Exercise brief. The records that follow are to be given again exactly, with their pictures omitted.
[[ Data for review open ]]
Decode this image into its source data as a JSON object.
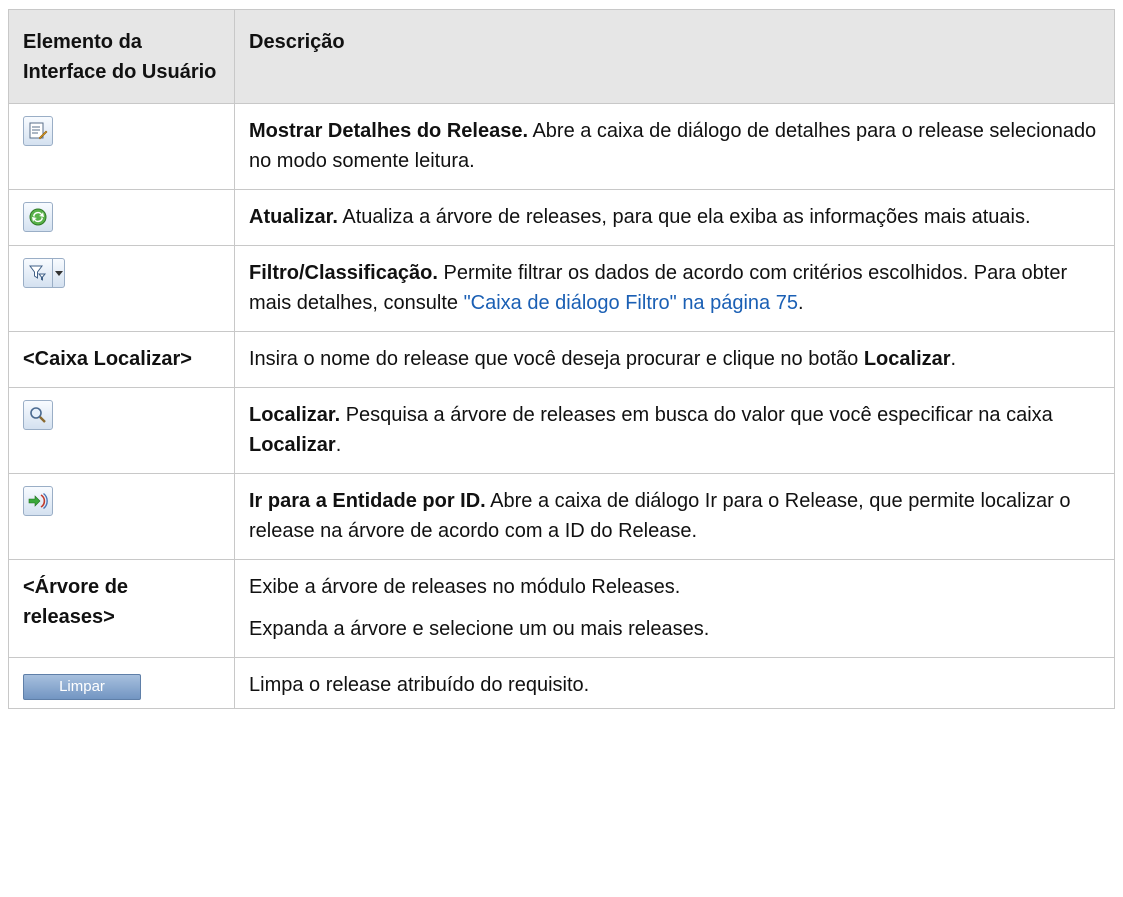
{
  "header": {
    "col1": "Elemento da Interface do Usuário",
    "col2": "Descrição"
  },
  "rows": [
    {
      "icon": "show-details-icon",
      "title": "Mostrar Detalhes do Release.",
      "text": " Abre a caixa de diálogo de detalhes para o release selecionado no modo somente leitura."
    },
    {
      "icon": "refresh-icon",
      "title": "Atualizar.",
      "text": " Atualiza a árvore de releases, para que ela exiba as informações mais atuais."
    },
    {
      "icon": "filter-icon",
      "title": "Filtro/Classificação.",
      "text": " Permite filtrar os dados de acordo com critérios escolhidos. Para obter mais detalhes, consulte ",
      "link": "\"Caixa de diálogo Filtro\" na página 75",
      "after": "."
    },
    {
      "label": "<Caixa Localizar>",
      "text": "Insira o nome do release que você deseja procurar e clique no botão ",
      "bold": "Localizar",
      "after": "."
    },
    {
      "icon": "find-icon",
      "title": "Localizar.",
      "text": " Pesquisa a árvore de releases em busca do valor que você especificar na caixa ",
      "bold": "Localizar",
      "after": "."
    },
    {
      "icon": "go-to-entity-icon",
      "title": "Ir para a Entidade por ID.",
      "text": " Abre a caixa de diálogo Ir para o Release, que permite localizar o release na árvore de acordo com a ID do Release."
    },
    {
      "label": "<Árvore de releases>",
      "text": "Exibe a árvore de releases no módulo Releases.",
      "text2": "Expanda a árvore e selecione um ou mais releases."
    },
    {
      "button": "Limpar",
      "text": "Limpa o release atribuído do requisito."
    }
  ]
}
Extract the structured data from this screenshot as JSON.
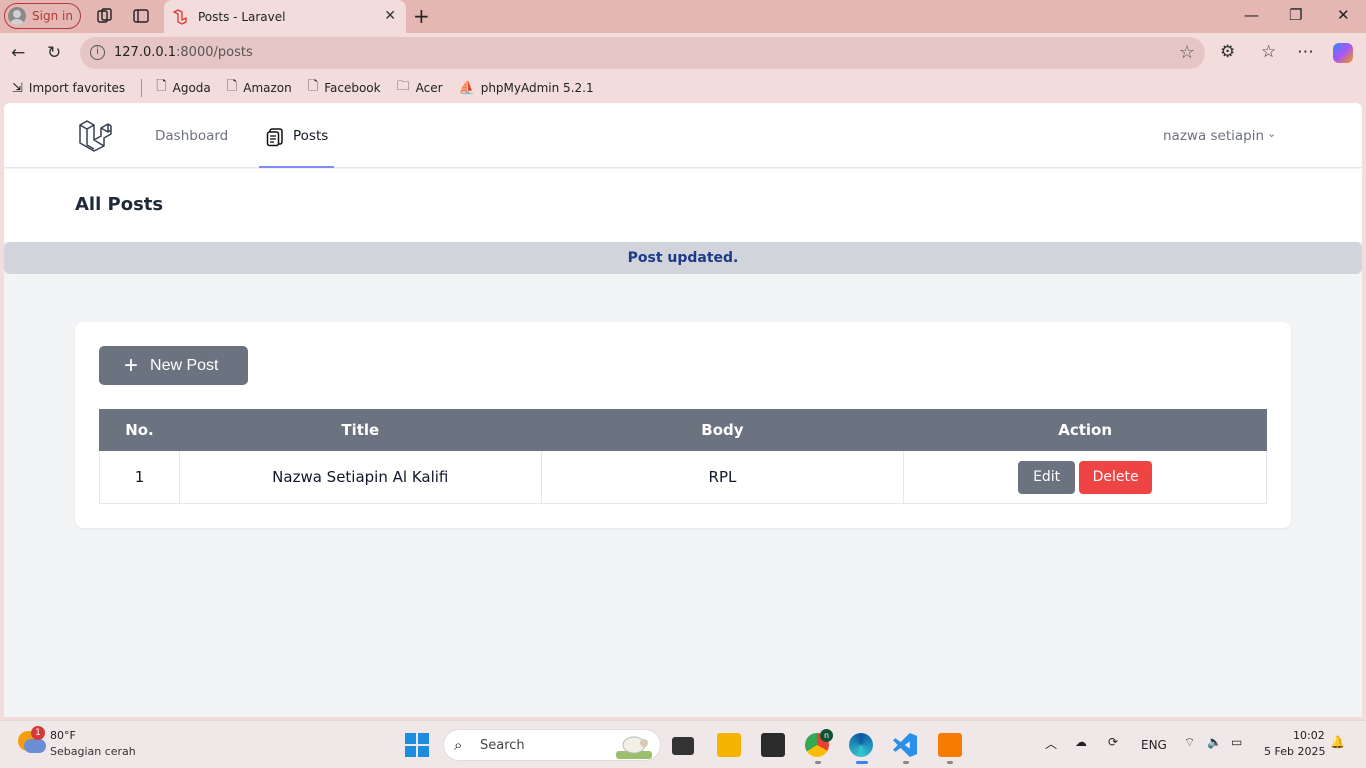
{
  "browser": {
    "signin_label": "Sign in",
    "tab_title": "Posts - Laravel",
    "url_host": "127.0.0.1",
    "url_rest": ":8000/posts",
    "bookmarks": [
      "Import favorites",
      "Agoda",
      "Amazon",
      "Facebook",
      "Acer",
      "phpMyAdmin 5.2.1"
    ]
  },
  "nav": {
    "dashboard": "Dashboard",
    "posts": "Posts",
    "user": "nazwa setiapin"
  },
  "header": {
    "title": "All Posts"
  },
  "flash": "Post updated.",
  "content": {
    "new_post_label": "New Post",
    "table": {
      "headers": [
        "No.",
        "Title",
        "Body",
        "Action"
      ],
      "rows": [
        {
          "no": "1",
          "title": "Nazwa Setiapin Al Kalifi",
          "body": "RPL",
          "edit": "Edit",
          "delete": "Delete"
        }
      ]
    }
  },
  "taskbar": {
    "temp": "80°F",
    "weather": "Sebagian cerah",
    "weather_badge": "1",
    "search": "Search",
    "lang": "ENG",
    "time": "10:02",
    "date": "5 Feb 2025",
    "chrome_badge": "n"
  },
  "colors": {
    "accent": "#818cf8",
    "button_gray": "#6b7280",
    "delete_red": "#ef4444",
    "flash_text": "#1e3a8a"
  }
}
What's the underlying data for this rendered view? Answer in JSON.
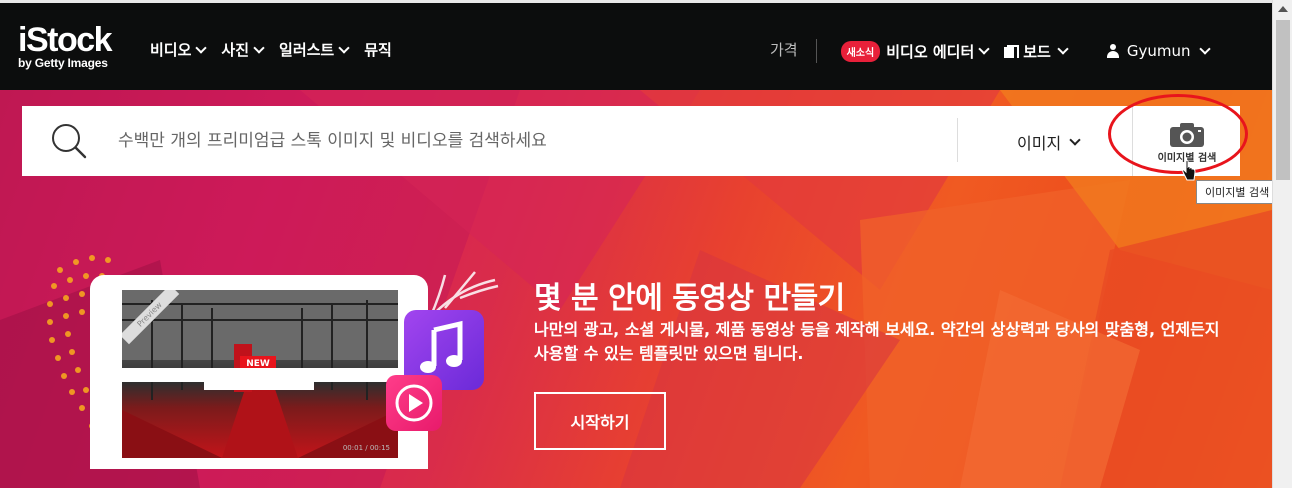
{
  "header": {
    "logo_main": "iStock",
    "logo_sub": "by Getty Images",
    "nav": [
      {
        "label": "비디오",
        "dropdown": true
      },
      {
        "label": "사진",
        "dropdown": true
      },
      {
        "label": "일러스트",
        "dropdown": true
      },
      {
        "label": "뮤직",
        "dropdown": false
      }
    ],
    "price_label": "가격",
    "new_badge": "새소식",
    "video_editor_label": "비디오 에디터",
    "board_label": "보드",
    "user_name": "Gyumun"
  },
  "search": {
    "placeholder": "수백만 개의 프리미엄급 스톡 이미지 및 비디오를 검색하세요",
    "type_selected": "이미지",
    "image_search_label": "이미지별 검색",
    "tooltip": "이미지별 검색"
  },
  "hero": {
    "title": "몇 분 안에 동영상 만들기",
    "description": "나만의 광고, 소셜 게시물, 제품 동영상 등을 제작해 보세요. 약간의 상상력과 당사의 맞춤형, 언제든지 사용할 수 있는 템플릿만 있으면 됩니다.",
    "cta_label": "시작하기",
    "preview_tag": "Preview",
    "new_label": "NEW",
    "timecode": "00:01 / 00:15"
  },
  "colors": {
    "topbar_bg": "#0c0d0d",
    "badge": "#e8203a",
    "annotation_ring": "#e8141c"
  }
}
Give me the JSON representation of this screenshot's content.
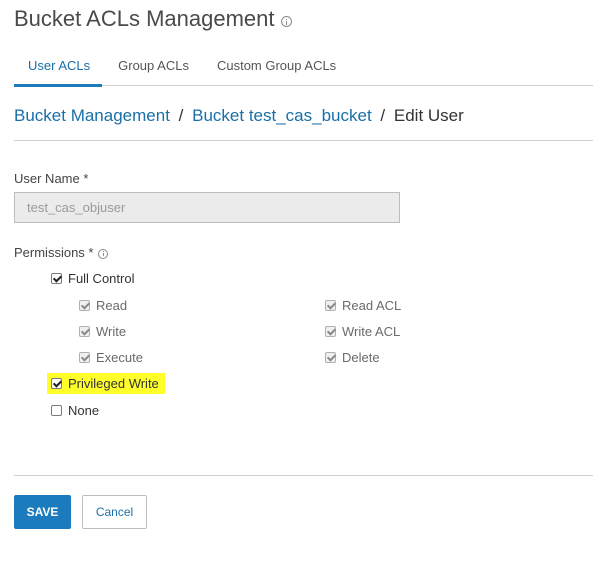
{
  "header": {
    "title": "Bucket ACLs Management",
    "title_info_icon": "info-icon"
  },
  "tabs": [
    {
      "label": "User ACLs",
      "active": true
    },
    {
      "label": "Group ACLs",
      "active": false
    },
    {
      "label": "Custom Group ACLs",
      "active": false
    }
  ],
  "breadcrumb": {
    "items": [
      "Bucket Management",
      "Bucket test_cas_bucket"
    ],
    "separator": "/",
    "current": "Edit User"
  },
  "form": {
    "user_name_label": "User Name *",
    "user_name_value": "test_cas_objuser",
    "permissions_label": "Permissions *",
    "permissions_info_icon": "info-icon",
    "permissions": {
      "full_control": {
        "label": "Full Control",
        "checked": true
      },
      "read": {
        "label": "Read",
        "checked": true,
        "disabled": true
      },
      "write": {
        "label": "Write",
        "checked": true,
        "disabled": true
      },
      "execute": {
        "label": "Execute",
        "checked": true,
        "disabled": true
      },
      "read_acl": {
        "label": "Read ACL",
        "checked": true,
        "disabled": true
      },
      "write_acl": {
        "label": "Write ACL",
        "checked": true,
        "disabled": true
      },
      "delete": {
        "label": "Delete",
        "checked": true,
        "disabled": true
      },
      "privileged_write": {
        "label": "Privileged Write",
        "checked": true,
        "highlighted": true,
        "highlight_color": "#ffff2a"
      },
      "none": {
        "label": "None",
        "checked": false
      }
    }
  },
  "actions": {
    "save_label": "SAVE",
    "cancel_label": "Cancel"
  },
  "colors": {
    "accent": "#1c7bbd",
    "link": "#1a6fa8",
    "highlight": "#ffff2a"
  }
}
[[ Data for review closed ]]
Response for this exercise.
Decode this image into its source data as a JSON object.
{
  "header": {
    "col1": "Elemento da Interface do Usuário",
    "col2": "Descrição"
  },
  "rows": [
    {
      "icon": "show-details-icon",
      "title": "Mostrar Detalhes do Release.",
      "text": " Abre a caixa de diálogo de detalhes para o release selecionado no modo somente leitura."
    },
    {
      "icon": "refresh-icon",
      "title": "Atualizar.",
      "text": " Atualiza a árvore de releases, para que ela exiba as informações mais atuais."
    },
    {
      "icon": "filter-icon",
      "title": "Filtro/Classificação.",
      "text": " Permite filtrar os dados de acordo com critérios escolhidos. Para obter mais detalhes, consulte ",
      "link": "\"Caixa de diálogo Filtro\" na página 75",
      "after": "."
    },
    {
      "label": "<Caixa Localizar>",
      "text": "Insira o nome do release que você deseja procurar e clique no botão ",
      "bold": "Localizar",
      "after": "."
    },
    {
      "icon": "find-icon",
      "title": "Localizar.",
      "text": " Pesquisa a árvore de releases em busca do valor que você especificar na caixa ",
      "bold": "Localizar",
      "after": "."
    },
    {
      "icon": "go-to-entity-icon",
      "title": "Ir para a Entidade por ID.",
      "text": " Abre a caixa de diálogo Ir para o Release, que permite localizar o release na árvore de acordo com a ID do Release."
    },
    {
      "label": "<Árvore de releases>",
      "text": "Exibe a árvore de releases no módulo Releases.",
      "text2": "Expanda a árvore e selecione um ou mais releases."
    },
    {
      "button": "Limpar",
      "text": "Limpa o release atribuído do requisito."
    }
  ]
}
Extract the structured data from this screenshot as JSON.
{
  "browser": {
    "signin_label": "Sign in",
    "tab_title": "Posts - Laravel",
    "url_host": "127.0.0.1",
    "url_rest": ":8000/posts",
    "bookmarks": [
      "Import favorites",
      "Agoda",
      "Amazon",
      "Facebook",
      "Acer",
      "phpMyAdmin 5.2.1"
    ]
  },
  "nav": {
    "dashboard": "Dashboard",
    "posts": "Posts",
    "user": "nazwa setiapin"
  },
  "header": {
    "title": "All Posts"
  },
  "flash": "Post updated.",
  "content": {
    "new_post_label": "New Post",
    "table": {
      "headers": [
        "No.",
        "Title",
        "Body",
        "Action"
      ],
      "rows": [
        {
          "no": "1",
          "title": "Nazwa Setiapin Al Kalifi",
          "body": "RPL",
          "edit": "Edit",
          "delete": "Delete"
        }
      ]
    }
  },
  "taskbar": {
    "temp": "80°F",
    "weather": "Sebagian cerah",
    "weather_badge": "1",
    "search": "Search",
    "lang": "ENG",
    "time": "10:02",
    "date": "5 Feb 2025",
    "chrome_badge": "n"
  },
  "colors": {
    "accent": "#818cf8",
    "button_gray": "#6b7280",
    "delete_red": "#ef4444",
    "flash_text": "#1e3a8a"
  }
}
What's the underlying data for this rendered view? Answer in JSON.
{
  "header": {
    "logo_main": "iStock",
    "logo_sub": "by Getty Images",
    "nav": [
      {
        "label": "비디오",
        "dropdown": true
      },
      {
        "label": "사진",
        "dropdown": true
      },
      {
        "label": "일러스트",
        "dropdown": true
      },
      {
        "label": "뮤직",
        "dropdown": false
      }
    ],
    "price_label": "가격",
    "new_badge": "새소식",
    "video_editor_label": "비디오 에디터",
    "board_label": "보드",
    "user_name": "Gyumun"
  },
  "search": {
    "placeholder": "수백만 개의 프리미엄급 스톡 이미지 및 비디오를 검색하세요",
    "type_selected": "이미지",
    "image_search_label": "이미지별 검색",
    "tooltip": "이미지별 검색"
  },
  "hero": {
    "title": "몇 분 안에 동영상 만들기",
    "description": "나만의 광고, 소셜 게시물, 제품 동영상 등을 제작해 보세요. 약간의 상상력과 당사의 맞춤형, 언제든지 사용할 수 있는 템플릿만 있으면 됩니다.",
    "cta_label": "시작하기",
    "preview_tag": "Preview",
    "new_label": "NEW",
    "timecode": "00:01 / 00:15"
  },
  "colors": {
    "topbar_bg": "#0c0d0d",
    "badge": "#e8203a",
    "annotation_ring": "#e8141c"
  }
}
Give me the JSON representation of this screenshot's content.
{
  "header": {
    "title": "Bucket ACLs Management",
    "title_info_icon": "info-icon"
  },
  "tabs": [
    {
      "label": "User ACLs",
      "active": true
    },
    {
      "label": "Group ACLs",
      "active": false
    },
    {
      "label": "Custom Group ACLs",
      "active": false
    }
  ],
  "breadcrumb": {
    "items": [
      "Bucket Management",
      "Bucket test_cas_bucket"
    ],
    "separator": "/",
    "current": "Edit User"
  },
  "form": {
    "user_name_label": "User Name *",
    "user_name_value": "test_cas_objuser",
    "permissions_label": "Permissions *",
    "permissions_info_icon": "info-icon",
    "permissions": {
      "full_control": {
        "label": "Full Control",
        "checked": true
      },
      "read": {
        "label": "Read",
        "checked": true,
        "disabled": true
      },
      "write": {
        "label": "Write",
        "checked": true,
        "disabled": true
      },
      "execute": {
        "label": "Execute",
        "checked": true,
        "disabled": true
      },
      "read_acl": {
        "label": "Read ACL",
        "checked": true,
        "disabled": true
      },
      "write_acl": {
        "label": "Write ACL",
        "checked": true,
        "disabled": true
      },
      "delete": {
        "label": "Delete",
        "checked": true,
        "disabled": true
      },
      "privileged_write": {
        "label": "Privileged Write",
        "checked": true,
        "highlighted": true,
        "highlight_color": "#ffff2a"
      },
      "none": {
        "label": "None",
        "checked": false
      }
    }
  },
  "actions": {
    "save_label": "SAVE",
    "cancel_label": "Cancel"
  },
  "colors": {
    "accent": "#1c7bbd",
    "link": "#1a6fa8",
    "highlight": "#ffff2a"
  }
}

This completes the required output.